Over the past decade, fossil finds from China have stunned the world, grabbing headlines and changing perceptions with a wealth of new discoveries. Many of these finds were first announced to English speakers in the journal Nature.Rise of the Dragon gathers together sixteen of these original reports, some augmented with commentaries originally published in Nature's "News and Views" section.
Perhaps the best known of these new Chinese fossils are the famous feathered dinosaurs from Liaoning Province, which may help end one of the most intense debates in paleontology—whether birds evolved from dinosaurs. But other finds have been just as spectacular, such as the minutely preserved (to the cellular level) animal embryos of the 670 million-year-old Duoshantuo phosphorites, or the world's oldest known fish, from the Chengjiang formation in southwestern Yunnan Province.
Rise of the Dragon makes descriptions and detailed discussions of these important finds available in one convenient volume for paleontologists and serious fossil fans.
Featuring numerous illustrations, this book explores the many lessons to be learned from Pleistocene megafauna, including the role of humans in their extinction, their disappearance at the start of the Sixth Extinction, and what they might teach us about contemporary conservation crises.
Long after the extinction of dinosaurs, when humans were still in the Stone Age, woolly rhinos, mammoths, mastodons, sabertooth cats, giant ground sloths, and many other spectacular large animals that are no longer with us roamed the Earth. These animals are regarded as “Pleistocene megafauna,” named for the geological era in which they lived—also known as the Ice Age.
In Vanished Giants: The Lost World of the Ice Age, paleontologist Anthony J. Stuart explores the lives and environments of these animals, moving between six continents and several key islands. Stuart examines the animals themselves via what we’ve learned from fossil remains, and he describes the landscapes, climates, vegetation, ecological interactions, and other aspects of the animals’ existence. Illustrated throughout, Vanished Giants also offers a picture of the world as it was tens of thousands of years ago when these giants still existed.
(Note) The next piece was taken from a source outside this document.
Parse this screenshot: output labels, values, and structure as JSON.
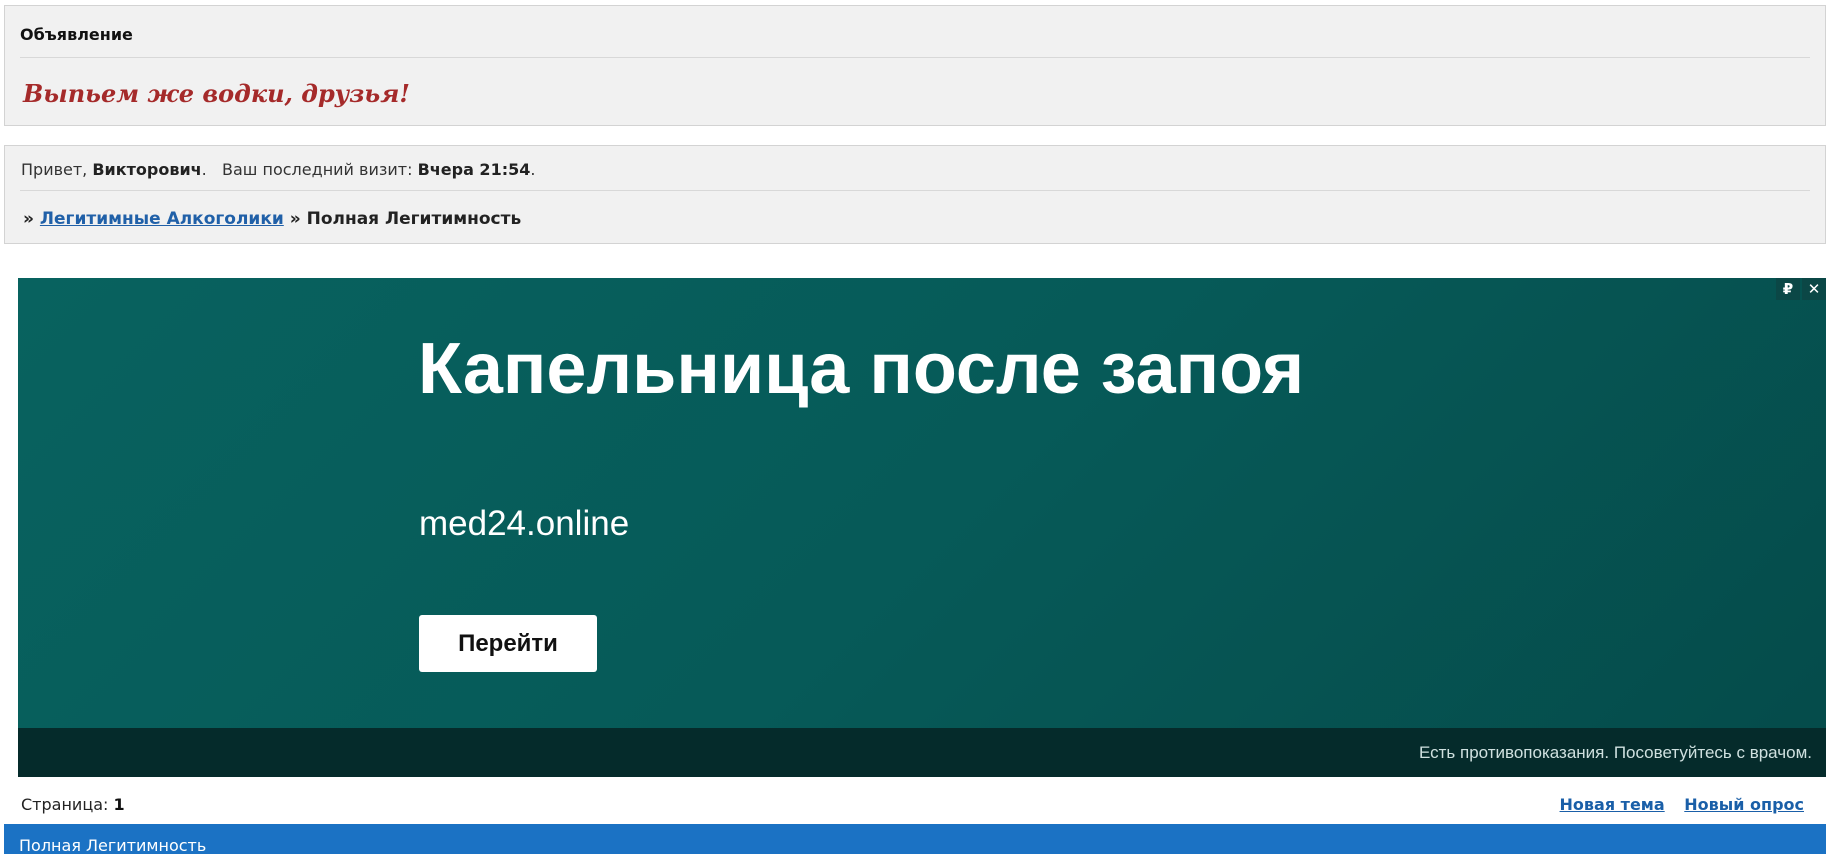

Unlike the case of the dinosaurs, there was no asteroid strike to blame for the end of their world. Instead, it appears that the giants of the Ice Age were driven to extinction by climate change, human activities—especially hunting—or both. Drawing on the latest evidence provided by radiocarbon dating, Stuart discusses these possibilities. The extinction of Ice Age megafauna can be seen as the beginning of the so-called Sixth Extinction, which is happening right now. This has important implications for understanding the likely fate of present-day animals in the face of contemporary climate change and vastly increasing human populations.